== Segment start ==
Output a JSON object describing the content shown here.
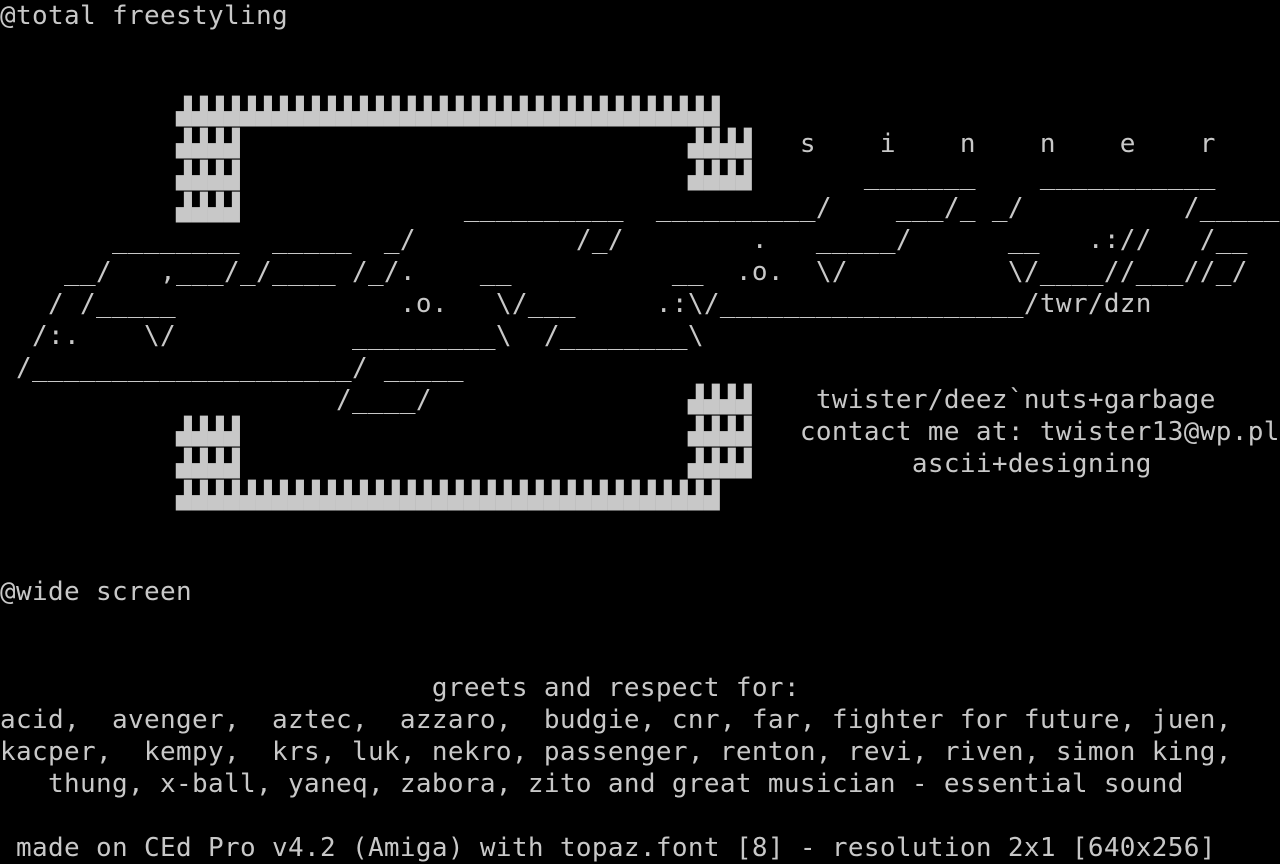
{
  "screen": {
    "background_color": "#000000",
    "text_color": "#c8c8c8",
    "columns": 80,
    "lines": [
      "@total freestyling",
      "",
      "",
      "           ▟▟▟▟▟▟▟▟▟▟▟▟▟▟▟▟▟▟▟▟▟▟▟▟▟▟▟▟▟▟▟▟▟▟",
      "           ▟▟▟▟                            ▟▟▟▟   s    i    n    n    e    r",
      "           ▟▟▟▟                            ▟▟▟▟       _______    ___________",
      "           ▟▟▟▟              __________  __________/    ___/_ _/          /_____",
      "       ________  _____  _/          /_/        .   _____/      __   .://   /__",
      "    __/   ,___/_/____ /_/.    __          __  .o.  \\/          \\/____//___//_/",
      "   / /_____              .o.   \\/___     .:\\/___________________/twr/dzn",
      "  /:.    \\/           _________\\  /________\\",
      " /____________________/ _____",
      "                     /____/                ▟▟▟▟    twister/deez`nuts+garbage",
      "           ▟▟▟▟                            ▟▟▟▟   contact me at: twister13@wp.pl",
      "           ▟▟▟▟                            ▟▟▟▟          ascii+designing",
      "           ▟▟▟▟▟▟▟▟▟▟▟▟▟▟▟▟▟▟▟▟▟▟▟▟▟▟▟▟▟▟▟▟▟▟",
      "",
      "",
      "@wide screen",
      "",
      "",
      "                           greets and respect for:",
      "acid,  avenger,  aztec,  azzaro,  budgie, cnr, far, fighter for future, juen,",
      "kacper,  kempy,  krs, luk, nekro, passenger, renton, revi, riven, simon king,",
      "   thung, x-ball, yaneq, zabora, zito and great musician - essential sound",
      "",
      " made on CEd Pro v4.2 (Amiga) with topaz.font [8] - resolution 2x1 [640x256]"
    ]
  }
}
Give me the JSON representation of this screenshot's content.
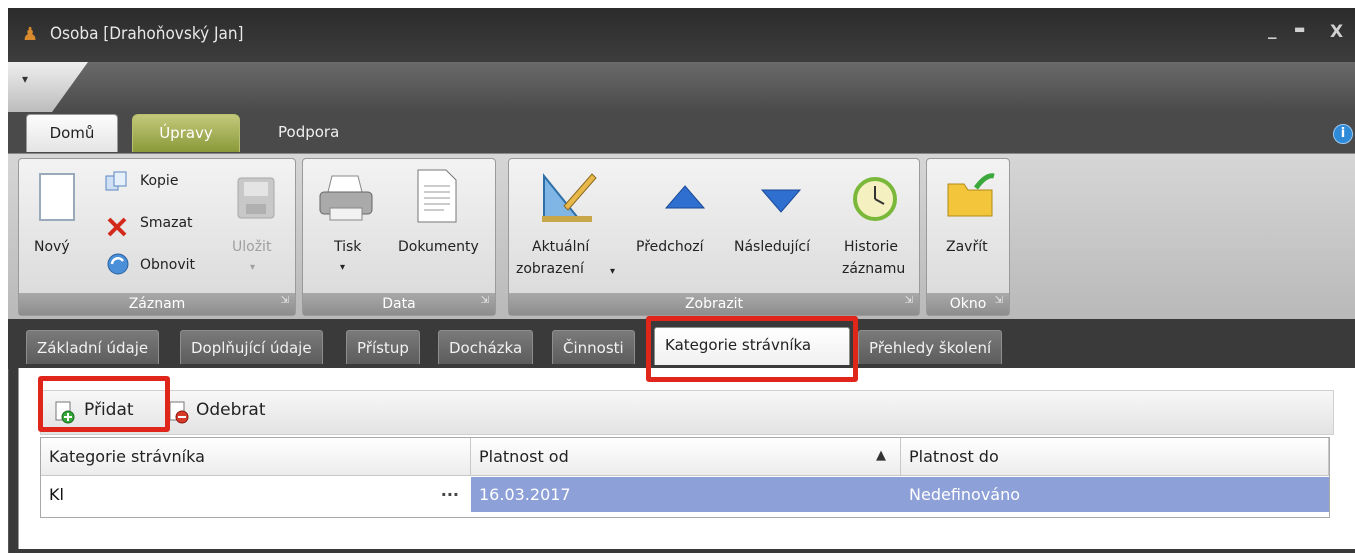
{
  "window": {
    "title": "Osoba [Drahoňovský Jan]",
    "minimize": "_",
    "maximize": "▬",
    "close": "X"
  },
  "qat": {
    "arrow": "▾"
  },
  "ribbon_tabs": [
    "Domů",
    "Úpravy",
    "Podpora"
  ],
  "info": "i",
  "groups": {
    "zaznam": {
      "label": "Záznam",
      "new": "Nový",
      "copy": "Kopie",
      "delete": "Smazat",
      "refresh": "Obnovit",
      "save": "Uložit"
    },
    "data": {
      "label": "Data",
      "print": "Tisk",
      "documents": "Dokumenty"
    },
    "zobrazit": {
      "label": "Zobrazit",
      "current_view_1": "Aktuální",
      "current_view_2": "zobrazení",
      "previous": "Předchozí",
      "next": "Následující",
      "history_1": "Historie",
      "history_2": "záznamu"
    },
    "okno": {
      "label": "Okno",
      "close": "Zavřít"
    }
  },
  "page_tabs": [
    "Základní údaje",
    "Doplňující údaje",
    "Přístup",
    "Docházka",
    "Činnosti",
    "Kategorie strávníka",
    "Přehledy školení"
  ],
  "toolbar": {
    "add": "Přidat",
    "remove": "Odebrat"
  },
  "grid": {
    "columns": [
      "Kategorie strávníka",
      "Platnost od",
      "Platnost do"
    ],
    "sort_indicator": "▲",
    "rows": [
      {
        "category": "Kl",
        "ellipsis": "···",
        "from": "16.03.2017",
        "to": "Nedefinováno"
      }
    ]
  },
  "colors": {
    "highlight": "#e0251b",
    "selected_row": "#8ea0d8"
  }
}
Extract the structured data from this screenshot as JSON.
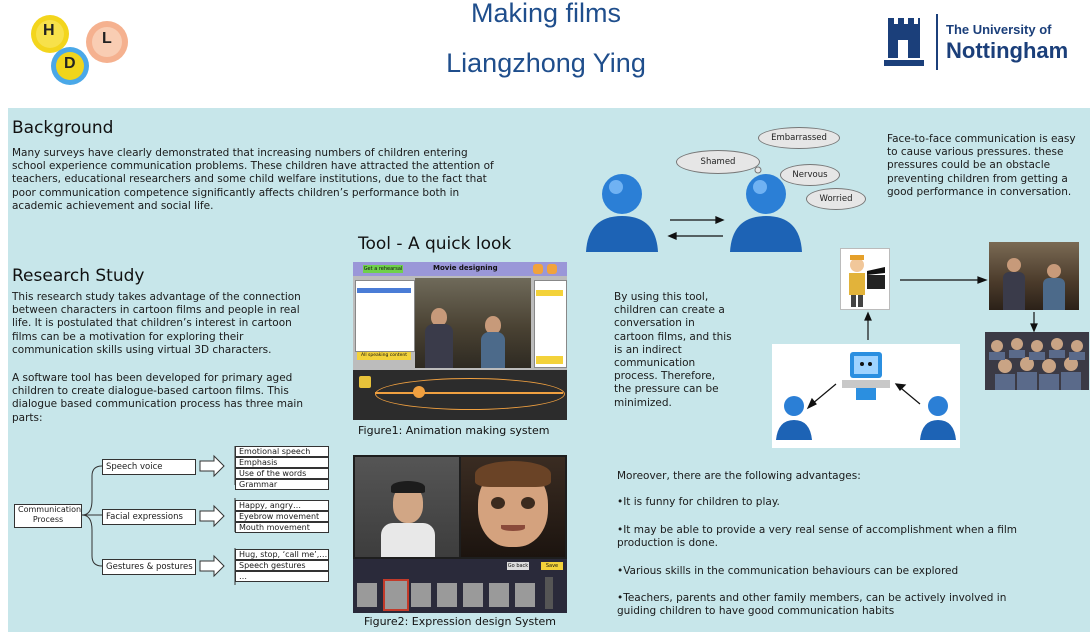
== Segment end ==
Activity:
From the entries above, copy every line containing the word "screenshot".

Result for this task:
Give me the JSON representation of this screenshot's content.
Extract the structured data from this screenshot as JSON.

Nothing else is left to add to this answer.